Fisher 344 rats at age of 7 weeks intravesically received 4 doses of 1.5mg/kg MNU. Animals were sacrificed at week 16 and 30, and bladders were processed for pathological evaluation. RNA was also extracted from normal urothelium and cancerous area in paraffin embedded tissue, and subjected to qRT-PCR and RNA sequencing. Sequencing data was analyzed with publicly available dataset of human bladder cancer.


At week 16, all rats were found to have non-muscle invasive bladder tumor. Rats developed 5-10-mm, protruding tumors in their bladders at week 30. H&E staining showed MNU-induced tumors were histologically similar to human papillary bladder tumors. Three out of 6 bladders at week 30 showed muscle invasion. Immunohistochemistry and qRT-PCR revealed enrichment of basal markers in MNU tumors compared to normal urothelium, while maintaining luminal markers. Analysis of sequencing data showed that MNU tumors were clustered with human luminal tumors with upregulation of FGFR3 signature.


Combination of immunohistochemistry, qRT-PCR, and RNA sequencing demonstrated that MNU-induced tumor was closely related to the luminal/UroB tumor subtype of human bladder cancer. MNU-induced bladder tumor in rats offers a good experimental platform that mimics a subset of human bladder cancer in immunocompetent environment.

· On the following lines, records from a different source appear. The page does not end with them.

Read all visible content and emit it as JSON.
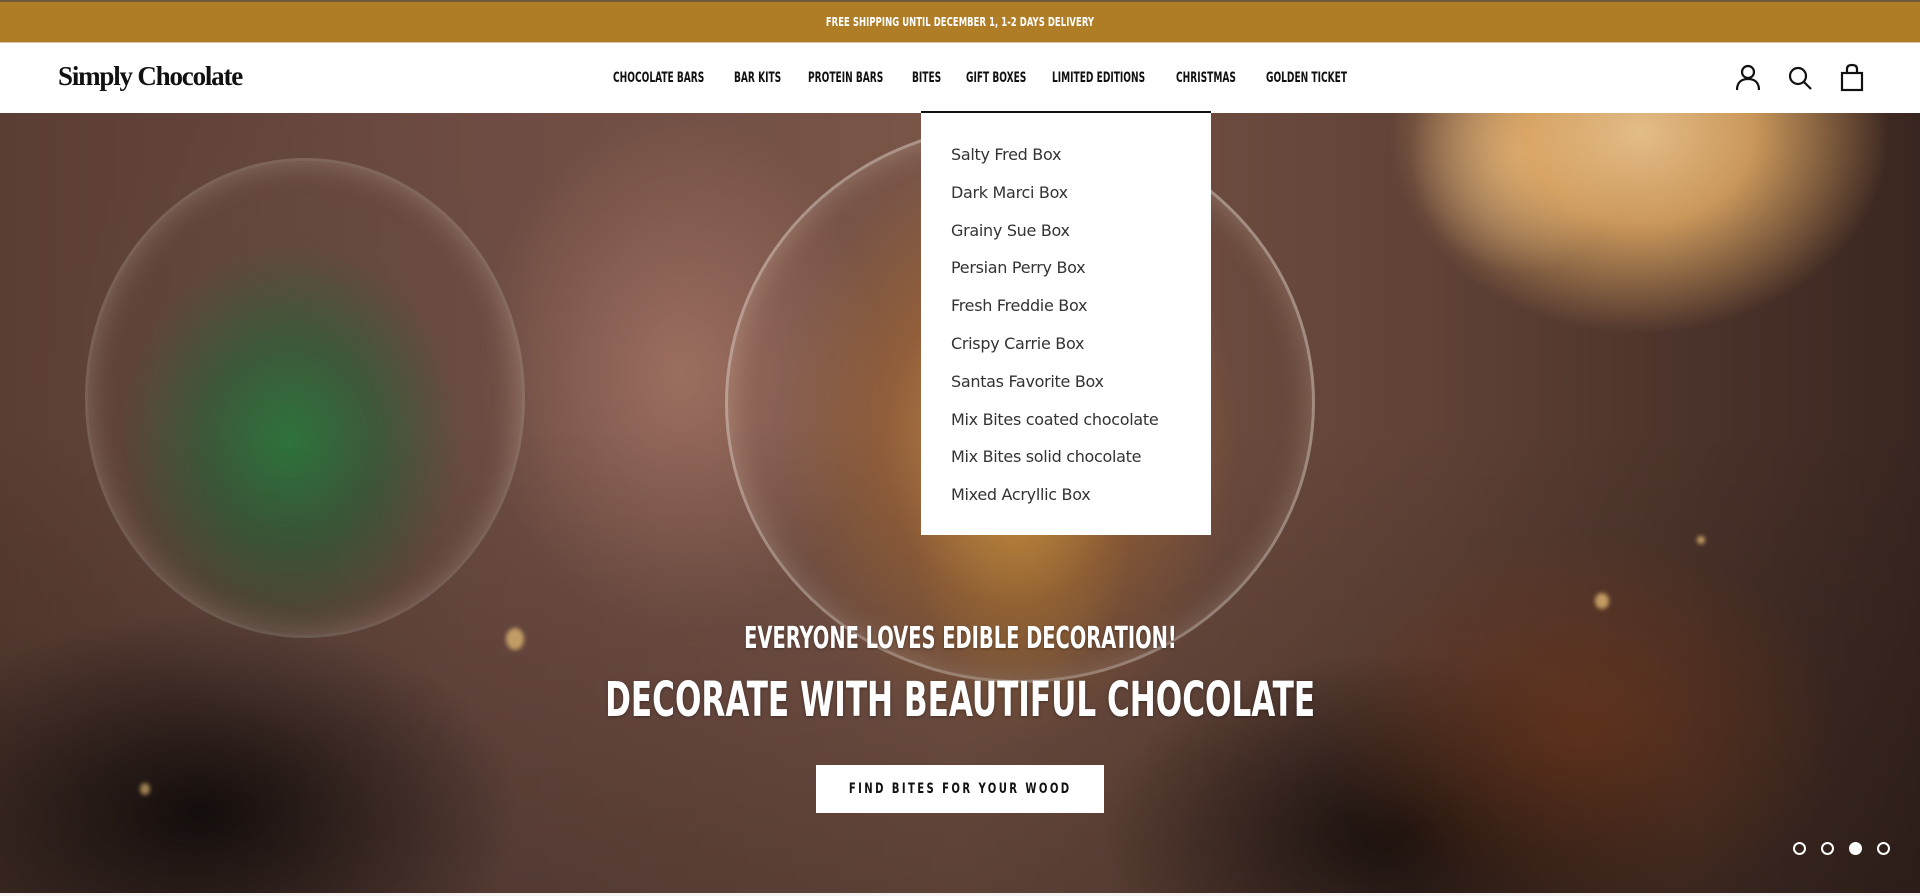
{
  "announcement": {
    "text": "FREE SHIPPING UNTIL DECEMBER 1, 1-2 DAYS DELIVERY",
    "background": "#b07d27"
  },
  "header": {
    "logo": "Simply Chocolate",
    "nav": [
      {
        "label": "CHOCOLATE BARS"
      },
      {
        "label": "BAR KITS"
      },
      {
        "label": "PROTEIN BARS"
      },
      {
        "label": "BITES",
        "active": true
      },
      {
        "label": "GIFT BOXES"
      },
      {
        "label": "LIMITED EDITIONS"
      },
      {
        "label": "CHRISTMAS"
      },
      {
        "label": "GOLDEN TICKET"
      }
    ],
    "icons": [
      "account-icon",
      "search-icon",
      "cart-bag-icon"
    ]
  },
  "dropdown": {
    "parent": "BITES",
    "items": [
      "Salty Fred Box",
      "Dark Marci Box",
      "Grainy Sue Box",
      "Persian Perry Box",
      "Fresh Freddie Box",
      "Crispy Carrie Box",
      "Santas Favorite Box",
      "Mix Bites coated chocolate",
      "Mix Bites solid chocolate",
      "Mixed Acryllic Box"
    ]
  },
  "hero": {
    "subtitle": "EVERYONE LOVES EDIBLE DECORATION!",
    "title": "DECORATE WITH BEAUTIFUL CHOCOLATE",
    "cta_label": "FIND BITES FOR YOUR WOOD",
    "slides_total": 4,
    "active_slide": 3
  }
}
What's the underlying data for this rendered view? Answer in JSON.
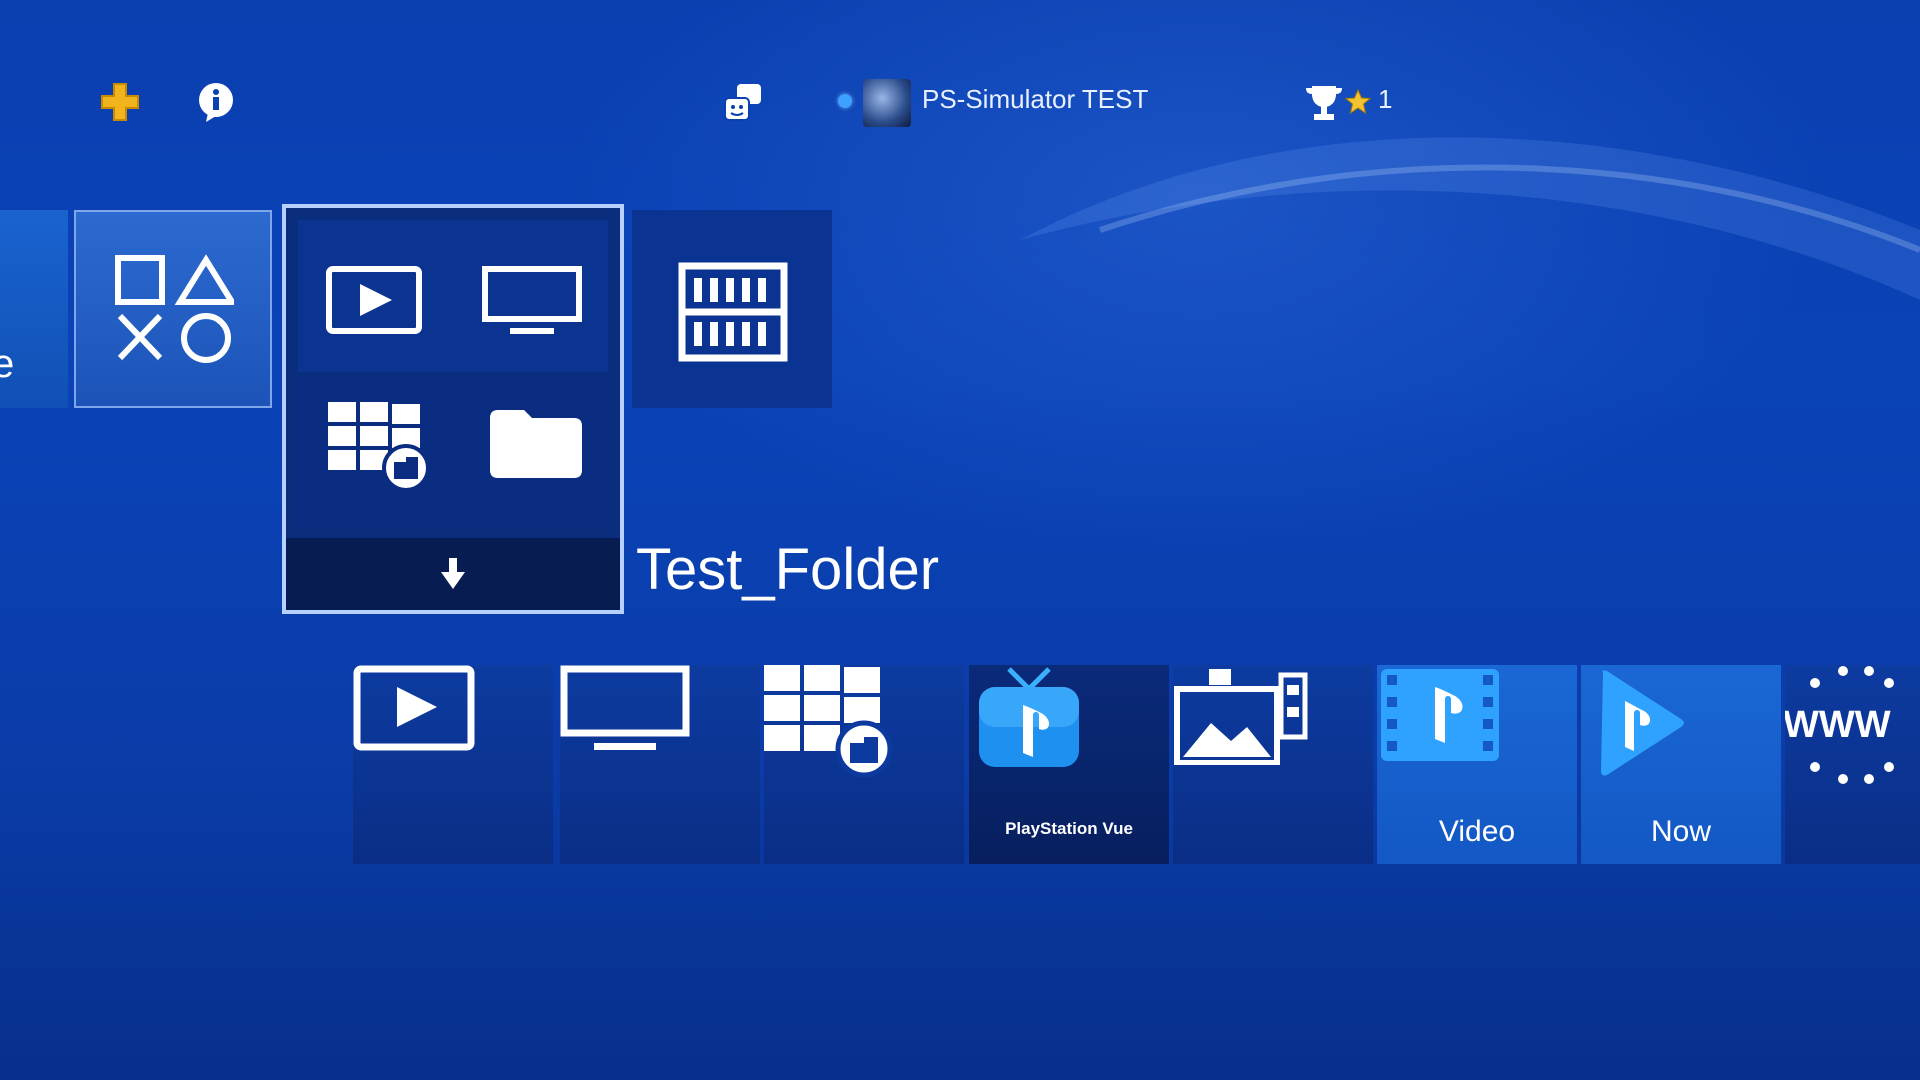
{
  "status_bar": {
    "plus_icon": "ps-plus-icon",
    "info_icon": "info-icon",
    "friends_icon": "friends-icon",
    "online_status_color": "#3ea0ff",
    "username": "PS-Simulator TEST",
    "trophy_icon": "trophy-icon",
    "trophy_level": "1"
  },
  "row_top": {
    "partial_tile_text": "e",
    "library_icon": "ps-shapes-icon",
    "folder": {
      "name": "Test_Folder",
      "contents_icons": [
        "play-icon",
        "tv-icon",
        "windows-share-icon",
        "folder-icon"
      ],
      "expand_icon": "down-arrow-icon"
    },
    "tv_video_icon": "tv-and-video-icon"
  },
  "row_bottom": {
    "tiles": [
      {
        "icon": "play-icon",
        "label": ""
      },
      {
        "icon": "tv-icon",
        "label": ""
      },
      {
        "icon": "windows-share-icon",
        "label": ""
      },
      {
        "icon": "playstation-vue-icon",
        "label": "PlayStation Vue"
      },
      {
        "icon": "capture-gallery-icon",
        "label": ""
      },
      {
        "icon": "playstation-video-icon",
        "label": "Video"
      },
      {
        "icon": "playstation-now-icon",
        "label": "Now"
      },
      {
        "icon": "internet-browser-icon",
        "label": "WWW"
      }
    ]
  },
  "colors": {
    "background": "#0a40b0",
    "tile": "#0b3391",
    "highlight_border": "#b7d0ff"
  }
}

Funding: The Greenberg Bladder Cancer Institute Research Grant and the Urology Care Foundation.